The unstated reason the volunteers complied with the experimenter’s orders may very well have been their faith in the scientific process and academia. After all, the events took place “on the grounds of Yale University in the elegant interaction laboratory” and the volunteers were briefed extensively on behavioral conditioning theory prior to the experiment (161). The experimenter wore a simple technician’s coat, while his second prompting phrase was “the experiment requires that you continue” (164). Milgram notes that “to disobey would bring no material loss to the subject” and the volunteers were “acting against their own values,” but he supplies weak rationale for their obedience to the rather uncharismatic experimenter (169). The experimenter is described as young and aloof, while psychology is a study of significant public interest and respect. In this example, the authority of the idea may likely have been more influential than the authority of the man. The experimenters abused the context of scientific experimentation for their purposes, but they were nonetheless reliant on science for their authority, not themselves. Thus ideas alone may indeed be as dangerous as those who follow them and the cult leader may be overshadowed by his philosophy.
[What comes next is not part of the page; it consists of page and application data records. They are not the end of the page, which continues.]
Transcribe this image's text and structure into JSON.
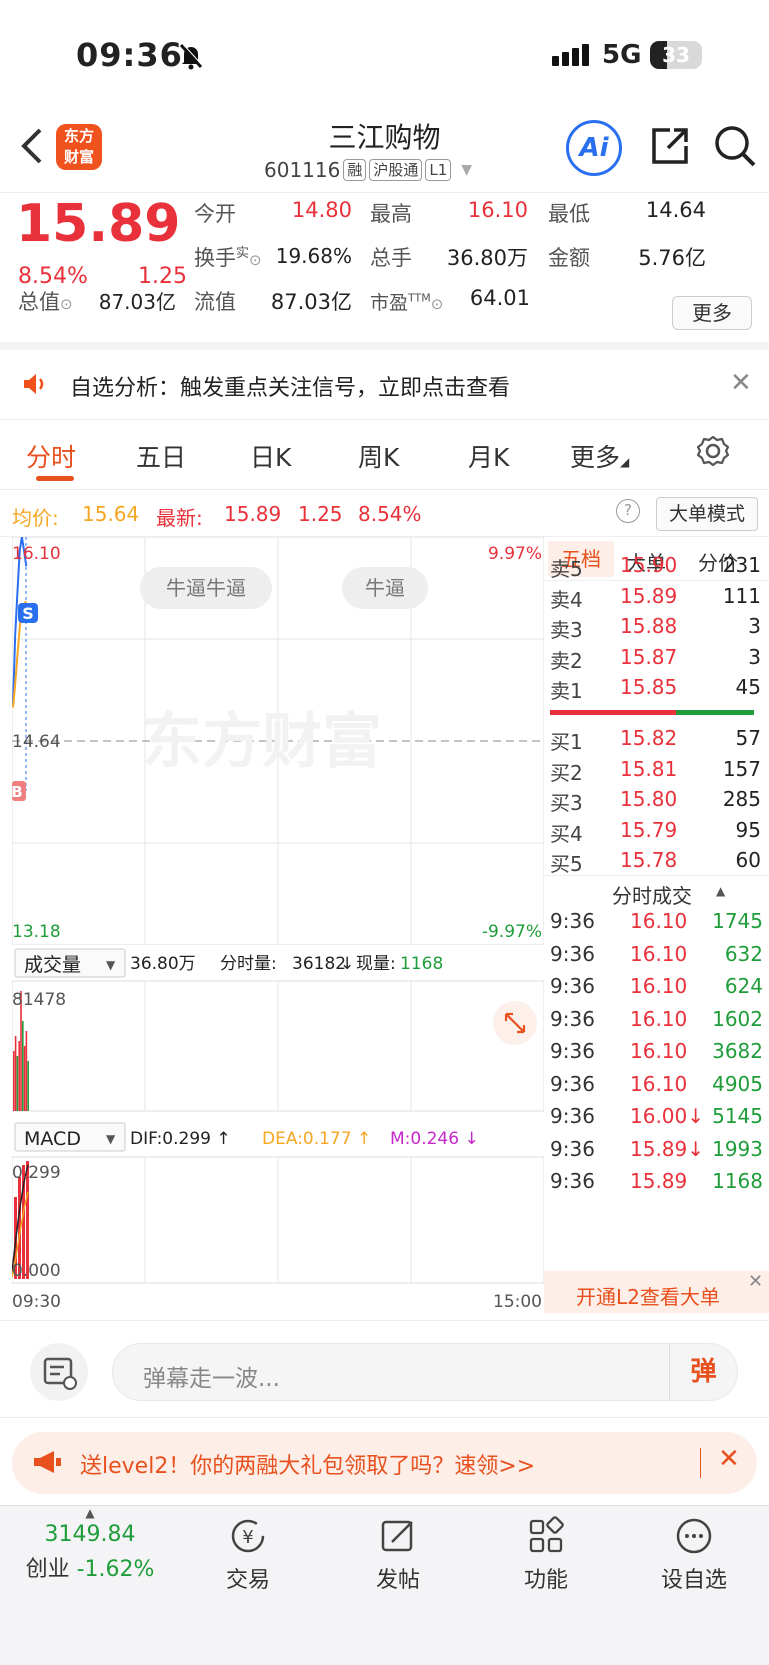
{
  "status_bar": {
    "time": "09:36",
    "network": "5G",
    "battery": "33",
    "battery_level": 0.33
  },
  "header": {
    "logo_text": "东方财富",
    "stock_name": "三江购物",
    "stock_code": "601116",
    "tags": [
      "融",
      "沪股通",
      "L1"
    ],
    "ai_label": "Ai"
  },
  "quote": {
    "price": "15.89",
    "change_pct": "8.54%",
    "change": "1.25",
    "open_label": "今开",
    "open": "14.80",
    "high_label": "最高",
    "high": "16.10",
    "low_label": "最低",
    "low": "14.64",
    "turnover_label": "换手",
    "turnover_sup": "实",
    "turnover": "19.68%",
    "volume_label": "总手",
    "volume": "36.80万",
    "amount_label": "金额",
    "amount": "5.76亿",
    "mktcap_label": "总值",
    "mktcap": "87.03亿",
    "float_label": "流值",
    "float": "87.03亿",
    "pe_label": "市盈",
    "pe_sup": "TTM",
    "pe": "64.01",
    "more_button": "更多"
  },
  "notice": {
    "text": "自选分析：触发重点关注信号，立即点击查看"
  },
  "tabs": [
    "分时",
    "五日",
    "日K",
    "周K",
    "月K",
    "更多"
  ],
  "active_tab": 0,
  "infobar": {
    "avg_label": "均价:",
    "avg": "15.64",
    "latest_label": "最新:",
    "latest": "15.89",
    "change": "1.25",
    "pct": "8.54%",
    "mode_button": "大单模式"
  },
  "chart": {
    "y_top": "16.10",
    "y_mid": "14.64",
    "y_bottom": "13.18",
    "pct_top": "9.97%",
    "pct_bottom": "-9.97%",
    "watermark": "东方财富",
    "danmaku": [
      "牛逼牛逼",
      "牛逼"
    ],
    "marker_s": "S",
    "marker_b": "B",
    "volume_selector": "成交量",
    "volume_total": "36.80万",
    "volume_detail_label": "分时量:",
    "volume_detail": "36182",
    "volume_now_label": "现量:",
    "volume_now": "1168",
    "volume_max": "81478",
    "macd_selector": "MACD",
    "dif": "DIF:0.299 ↑",
    "dea": "DEA:0.177 ↑",
    "m": "M:0.246 ↓",
    "macd_top": "0.299",
    "macd_bottom": "0.000",
    "time_start": "09:30",
    "time_end": "15:00"
  },
  "chart_data": {
    "type": "line",
    "title": "",
    "x": [
      "09:30",
      "09:31",
      "09:32",
      "09:33",
      "09:34",
      "09:35",
      "09:36"
    ],
    "series": [
      {
        "values": [
          14.9,
          15.4,
          15.7,
          16.0,
          16.1,
          16.0,
          15.89
        ]
      },
      {
        "values": [
          14.88,
          15.05,
          15.25,
          15.45,
          15.58,
          15.62,
          15.64
        ]
      }
    ],
    "ylim": [
      13.18,
      16.1
    ],
    "xlim": [
      "09:30",
      "15:00"
    ],
    "prev_close": 14.64,
    "grid": true
  },
  "side_panel": {
    "tabs": [
      "五档",
      "大单",
      "分价"
    ],
    "asks": [
      {
        "label": "卖5",
        "price": "15.90",
        "vol": "231"
      },
      {
        "label": "卖4",
        "price": "15.89",
        "vol": "111"
      },
      {
        "label": "卖3",
        "price": "15.88",
        "vol": "3"
      },
      {
        "label": "卖2",
        "price": "15.87",
        "vol": "3"
      },
      {
        "label": "卖1",
        "price": "15.85",
        "vol": "45"
      }
    ],
    "bids": [
      {
        "label": "买1",
        "price": "15.82",
        "vol": "57"
      },
      {
        "label": "买2",
        "price": "15.81",
        "vol": "157"
      },
      {
        "label": "买3",
        "price": "15.80",
        "vol": "285"
      },
      {
        "label": "买4",
        "price": "15.79",
        "vol": "95"
      },
      {
        "label": "买5",
        "price": "15.78",
        "vol": "60"
      }
    ],
    "ticks_title": "分时成交",
    "ticks": [
      {
        "time": "9:36",
        "price": "16.10",
        "vol": "1745",
        "dir": "up"
      },
      {
        "time": "9:36",
        "price": "16.10",
        "vol": "632",
        "dir": "up"
      },
      {
        "time": "9:36",
        "price": "16.10",
        "vol": "624",
        "dir": "up"
      },
      {
        "time": "9:36",
        "price": "16.10",
        "vol": "1602",
        "dir": "up"
      },
      {
        "time": "9:36",
        "price": "16.10",
        "vol": "3682",
        "dir": "up"
      },
      {
        "time": "9:36",
        "price": "16.10",
        "vol": "4905",
        "dir": "up"
      },
      {
        "time": "9:36",
        "price": "16.00↓",
        "vol": "5145",
        "dir": "down"
      },
      {
        "time": "9:36",
        "price": "15.89↓",
        "vol": "1993",
        "dir": "down"
      },
      {
        "time": "9:36",
        "price": "15.89",
        "vol": "1168",
        "dir": "up"
      }
    ],
    "l2_banner": "开通L2查看大单"
  },
  "comment": {
    "placeholder": "弹幕走一波...",
    "danmaku_btn": "弹"
  },
  "promo": {
    "text": "送level2！你的两融大礼包领取了吗？速领>>"
  },
  "bottom_nav": {
    "index_value": "3149.84",
    "index_name": "创业",
    "index_change": "-1.62%",
    "items": [
      "交易",
      "发帖",
      "功能",
      "设自选"
    ]
  },
  "colors": {
    "up": "#e8313a",
    "down": "#1f9d3a",
    "accent": "#e8501e",
    "avg_line": "#f5a623",
    "price_line": "#2a6ff0"
  }
}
The universality of the cult cannot be denied; it is an entity as borderless as it timeless. Cults may form around radical irrational beliefs or commonplace academic subjects. They may be spawned and supported by the will of a strong persona or the resonance of a powerful idea. In this light, Carter’s ambiguous conclusion is somewhat disappointing but also appropriate. Furthermore, if Carter provides nothing else, he provides an example. Carter is not certain he has stumbled upon a great metaphysical truth about religion and society by the end of the essay; he is continually perplexed and admits he is a flawed teacher. Carter’s confession of ignorance actually sets him apart from the alleged infallibility that Jim Jones abused. Carter admits that he is only human and is subject to ideological inaccuracy, while the massacre at Jonestown was the result of an unquestioned individual’s prophetic delusions.
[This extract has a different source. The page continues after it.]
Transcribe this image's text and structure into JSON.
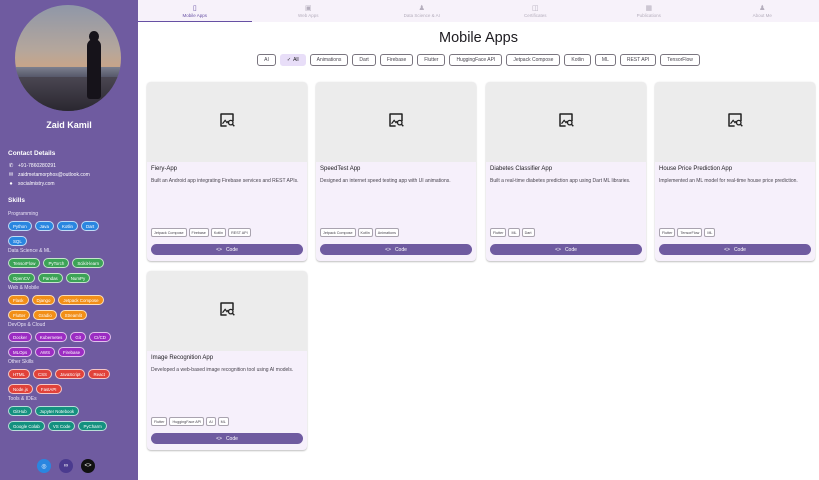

Carter’s conclusion is about doubt, doubt in his own conclusions. Cults result in the loss of self to an authoritarian and collective, but they begin with individuals being a little too certain in themselves. People are first led astray by having too much faith in their own instincts and convictions. The epidemic of the cult cannot be eliminated by identifying the bogeymen that organize them; one must appeal to the sensibilities of potential victims. The solution to cults is not a witch hunt, but rather a mutual inward and outward distrust. One must find his doubt in himself to develop a healthy skepticism towards the dangerous milieu of starry-eyed charlatans and exciting notions the world has to offer.
Carter, Tim. Thirty Years Later. 27 Mar. 2017.
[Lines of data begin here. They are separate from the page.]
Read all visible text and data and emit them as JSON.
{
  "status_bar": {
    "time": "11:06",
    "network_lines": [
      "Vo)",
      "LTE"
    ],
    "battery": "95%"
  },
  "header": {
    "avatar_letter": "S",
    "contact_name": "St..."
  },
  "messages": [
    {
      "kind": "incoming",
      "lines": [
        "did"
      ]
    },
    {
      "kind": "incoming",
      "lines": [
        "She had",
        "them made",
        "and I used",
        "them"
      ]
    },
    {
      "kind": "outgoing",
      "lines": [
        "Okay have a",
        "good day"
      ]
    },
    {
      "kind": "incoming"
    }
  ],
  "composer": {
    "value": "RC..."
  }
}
Laertius, Diogenes. Lives of Eminent Philosophers. Boston: Harvard U Press, 1972. Tufts University. Web. 27 Mar. 2017.
(Deakon McCurdy studies history at New York University’s College of Arts and Sciences with a focus on modern European geopolitics. He can be reached at email@example.com.)